Exactly a year after the school shooting in Parkland, Florida, we must not forget the urgent need for gun control legislation.
Not every tragedy can be prevented, but we as a people must admit that there is a gun violence problem that exists on a national scale, and has only gotten worse since the Columbine shooting in 1999. Something has to be done. Laws must be changed.
At its simplest, guns should be allowed for hunting and for self-defense. I believe that the right to self-defense is essentially what is recognized by the Second Amendment to the U.S. Constitution. But beyond that limited, albeit important, purpose, gun ownership and possession can and should be legislated and controlled by the government.
Guns did not exist for all of human history. In this sense, the right to specifically carry a gun is not, and should not, be a natural right, on par with the universal and inalienable rights inherent to all human beings. On this point, I'm sure that there are places in the world -- neighborhoods, towns, even very large areas -- in which there are no guns at all. Yet, it is not as if the people in those places are being deprived of a right to which they are entitled simply by virtue of being human.

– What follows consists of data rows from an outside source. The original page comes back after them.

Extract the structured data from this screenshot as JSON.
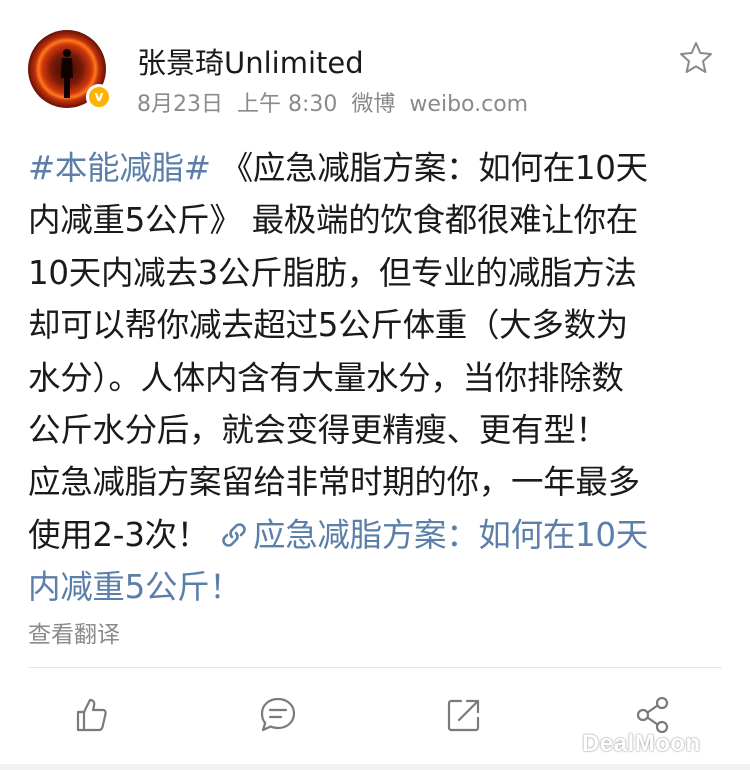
{
  "post": {
    "author": "张景琦Unlimited",
    "verified_badge": "v",
    "date": "8月23日",
    "time": "上午 8:30",
    "source_app": "微博",
    "source_site": "weibo.com",
    "content_lines": [
      [
        {
          "text": "#本能减脂#",
          "style": "blue"
        },
        {
          "text": " 《应急减脂方案：如何在10天",
          "style": "normal"
        }
      ],
      [
        {
          "text": "内减重5公斤》 最极端的饮食都很难让你在",
          "style": "normal"
        }
      ],
      [
        {
          "text": "10天内减去3公斤脂肪，但专业的减脂方法",
          "style": "normal"
        }
      ],
      [
        {
          "text": "却可以帮你减去超过5公斤体重（大多数为",
          "style": "normal"
        }
      ],
      [
        {
          "text": "水分）。人体内含有大量水分，当你排除数",
          "style": "normal"
        }
      ],
      [
        {
          "text": "公斤水分后，就会变得更精瘦、更有型！",
          "style": "normal"
        }
      ],
      [
        {
          "text": "应急减脂方案留给非常时期的你，一年最多",
          "style": "normal"
        }
      ],
      [
        {
          "text": "使用2-3次！ ",
          "style": "normal"
        },
        {
          "text": "__link_icon__",
          "style": "icon"
        },
        {
          "text": "应急减脂方案：如何在10天",
          "style": "blue"
        }
      ],
      [
        {
          "text": "内减重5公斤！",
          "style": "blue"
        }
      ]
    ],
    "translate_label": "查看翻译"
  },
  "actions": [
    {
      "name": "like-icon",
      "label": "like"
    },
    {
      "name": "comment-icon",
      "label": "comment"
    },
    {
      "name": "share-icon",
      "label": "share"
    },
    {
      "name": "more-share-icon",
      "label": "more"
    }
  ],
  "watermark": "DealMoon",
  "colors": {
    "link_blue": "#5b7fa9",
    "meta_gray": "#8a8a8a",
    "badge_orange": "#ffb300",
    "icon_gray": "#8a8a8a"
  },
  "icons": [
    "star-icon",
    "verified-badge-icon",
    "link-icon",
    "like-icon",
    "comment-icon",
    "share-icon",
    "more-share-icon"
  ]
}
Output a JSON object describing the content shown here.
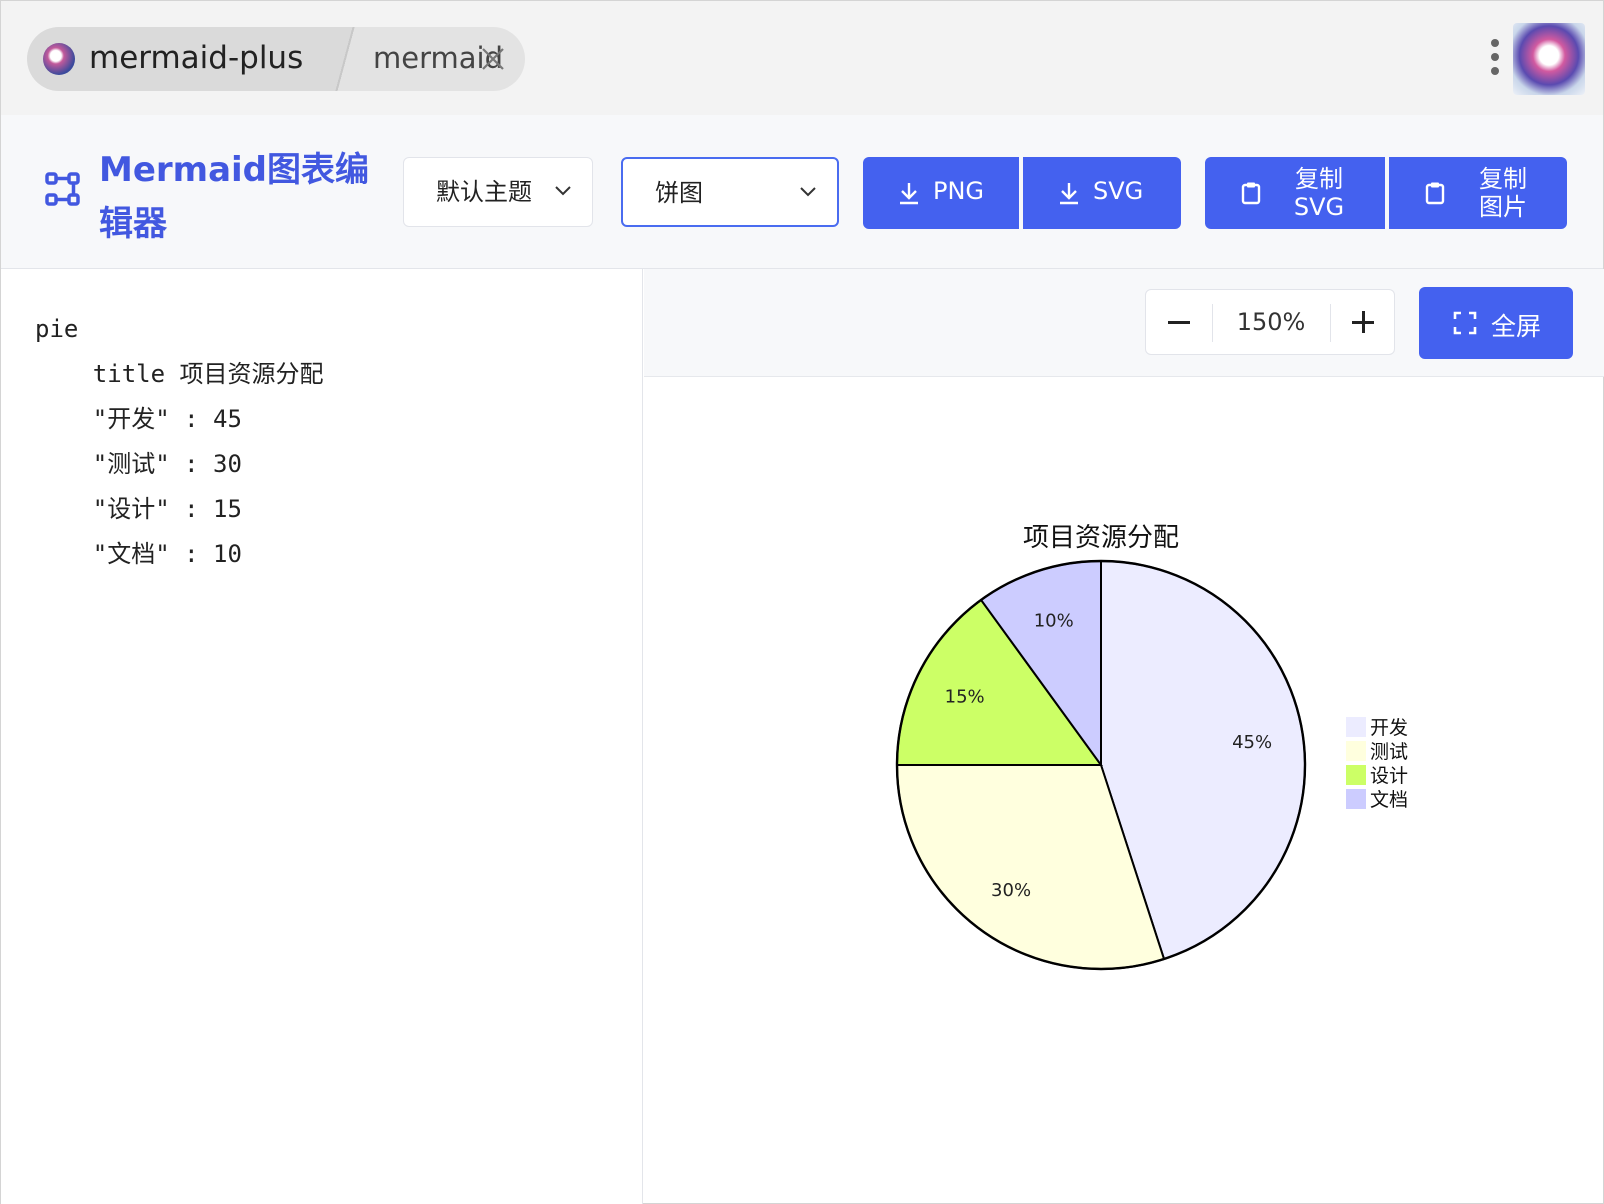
{
  "titlebar": {
    "tabs": [
      {
        "label": "mermaid-plus",
        "active": true
      },
      {
        "label": "mermaid",
        "active": false
      }
    ]
  },
  "toolbar": {
    "app_title": "Mermaid图表编辑器",
    "theme_select": "默认主题",
    "type_select": "饼图",
    "png_button": "PNG",
    "svg_button": "SVG",
    "copy_svg_button": [
      "复制",
      "SVG"
    ],
    "copy_image_button": [
      "复制",
      "图片"
    ],
    "accent_color": "#4461ef"
  },
  "editor": {
    "lines": [
      "pie",
      "    title 项目资源分配",
      "    \"开发\" : 45",
      "    \"测试\" : 30",
      "    \"设计\" : 15",
      "    \"文档\" : 10"
    ]
  },
  "preview": {
    "zoom": "150%",
    "fullscreen_label": "全屏"
  },
  "chart_data": {
    "type": "pie",
    "title": "项目资源分配",
    "categories": [
      "开发",
      "测试",
      "设计",
      "文档"
    ],
    "values": [
      45,
      30,
      15,
      10
    ],
    "labels": [
      "45%",
      "30%",
      "15%",
      "10%"
    ],
    "colors": [
      "#ececff",
      "#ffffde",
      "#ccff66",
      "#ccccff"
    ],
    "legend_position": "right"
  }
}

That being said, the conditions in some parts of the U.S. may not match the conditions in those places mentioned above, so a person's natural right to self-defense must therefore realistically include the right to own and possess a gun. That is to say that the right to self-defense is the primordial right, to which a subsidiary right to own and possess a gun may attach.
Back to the point above that 'the right to specifically carry a gun is not, and should not, be a natural right.' This, in itself, means that gun ownership and possession may be regulated by the government. And now, due to present historical conditions, as evidenced by Columbine through to Parkland, the government must change existing laws to more effectively regulate gun ownership and possession to address this reality. People's lives will depend on it, and in that, the right to life must certainly outweigh what isn't even a natural right.